The vulnerability, CVE-2022-30190, first came to light on Friday courtesy of Nao_sec, an independent group of security researchers. Nao_sec reported on Twitter that it spotted a malicious document in VirusTotal, uploaded by a user in Belarus, that referenced the Microsoft Support Diagnostic Tool (MSDT).
"It uses Word's external link to load the HTML and then uses the "ms-msdt" scheme to execute PowerShell code," Nao_sec said in a tweet.
Over the weekend, other security researchers examined the document and confirmed the existence of a Microsoft zero-day vulnerability that had been exploited in the wild earlier. Independent security researcher Kevin Beaumont published a blog post Sunday on the flaw, which he nicknamed "Follina," and noted that additional samples of in-the-wild exploitation had been uploaded to VirusTotal in April.
Interesting maldoc was submitted from Belarus. It uses Word's external link to load the HTML and then uses the "ms-msdt" scheme to execute PowerShell code.https://t.co/hTdAfHOUx3 pic.twitter.com/rVSb02ZTwt— nao_sec (@nao_sec) May 27, 2022

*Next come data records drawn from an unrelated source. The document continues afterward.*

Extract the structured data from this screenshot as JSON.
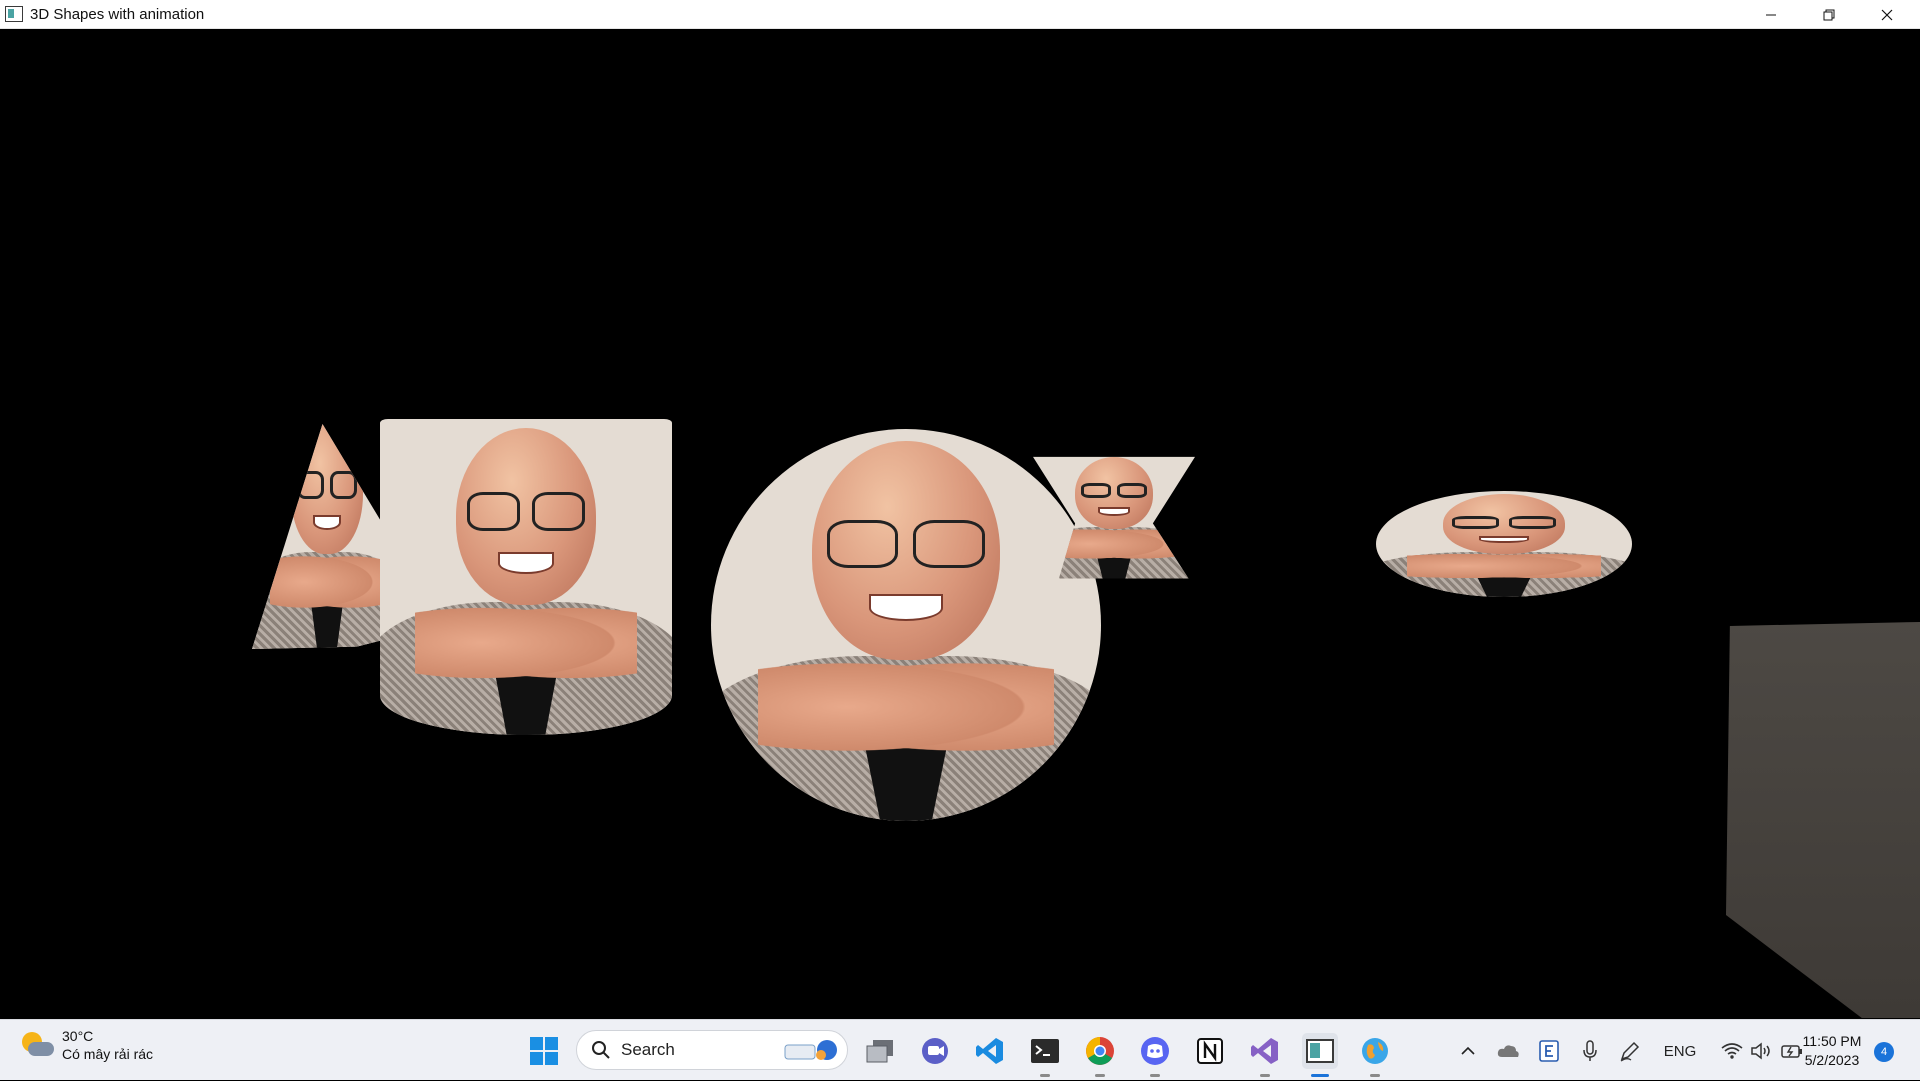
{
  "window": {
    "title": "3D Shapes with animation"
  },
  "scene": {
    "shapes": [
      "cone",
      "cylinder",
      "sphere",
      "hourglass",
      "torus",
      "cube"
    ],
    "background": "#000000"
  },
  "taskbar": {
    "weather": {
      "temp": "30°C",
      "condition": "Có mây rải rác"
    },
    "search_label": "Search",
    "pinned": [
      "windows-start",
      "search",
      "task-view",
      "teams-chat",
      "vscode",
      "terminal",
      "chrome",
      "discord",
      "notion",
      "visual-studio",
      "3d-shapes-app",
      "globe-app"
    ],
    "tray": {
      "language": "ENG"
    },
    "clock": {
      "time": "11:50 PM",
      "date": "5/2/2023"
    },
    "notifications": "4"
  },
  "colors": {
    "taskbar_bg": "#eef0f5",
    "accent": "#1a73d9",
    "scene_bg": "#000000"
  }
}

According to Beaumont, the vulnerability allows a Microsoft Word document to execute code through MSDT even if macros are disabled. The additional samples included Russian language documents that appeared to be related to job interviews.
Managed threat detection vendor Huntress Labs published a threat report Sunday calling the Microsoft zero day a "novel initial access technique" that can be executed in one click or less. "This is an enticing attack for adversaries as it is tucked inside of a Microsoft Word document without macros to trigger familiar warning signs to users -- but with the ability to run remotely hosted code," wrote John Hammond, senior security researcher at Huntress.
Microsoft confirms MSDT flaw
Microsoft's Security Response Center (MSRC) on Sunday confirmed the existence of the MSDT vulnerability, though the software giant did not describe the remote code execution flaw as a zero day or confirm exploitation activity in the wild. However, Microsoft's security advisory for CVE-2022-30190 noted that exploitation has been detected.
The MSRC post offered workarounds to prevent exploitation, including disabling the MSDT URL protocol. Microsoft also said Application Guard for Office will prevent attacks on CVE-2022-30190, as will opening a malicious document in "Protected View."
Microsoft credited anonymous security researcher "Crazyman," a member of threat hunting collective Shadow Chaser Group, with the discovery of the MSDT flaw.
In his blog post, Beaumont noted that Crazyman first reported threat activity for CVE-2022-30190 on April 12. According to tweets from Crazyman, Microsoft responded on April 21 and informed the researcher that it was "not a security related issue."
It's unclear why the vulnerability submission was initially rejected.
Microsoft did not respond to requests for comment at press time.
UPDATE: Microsoft did not directly address questions about exploitation in the wild and why the MSRC post does not identify the vulnerability as a zero day.
"To help protect customers, we've published CVE-2022-30190 and additional guidance here," Microsoft said, citing the MSRC post and vulnerability advisory.
Microsoft did not address questions about Crazyman's original vulnerability report and its rejection; a Microsoft spokesperson said the company had nothing further to share at this time.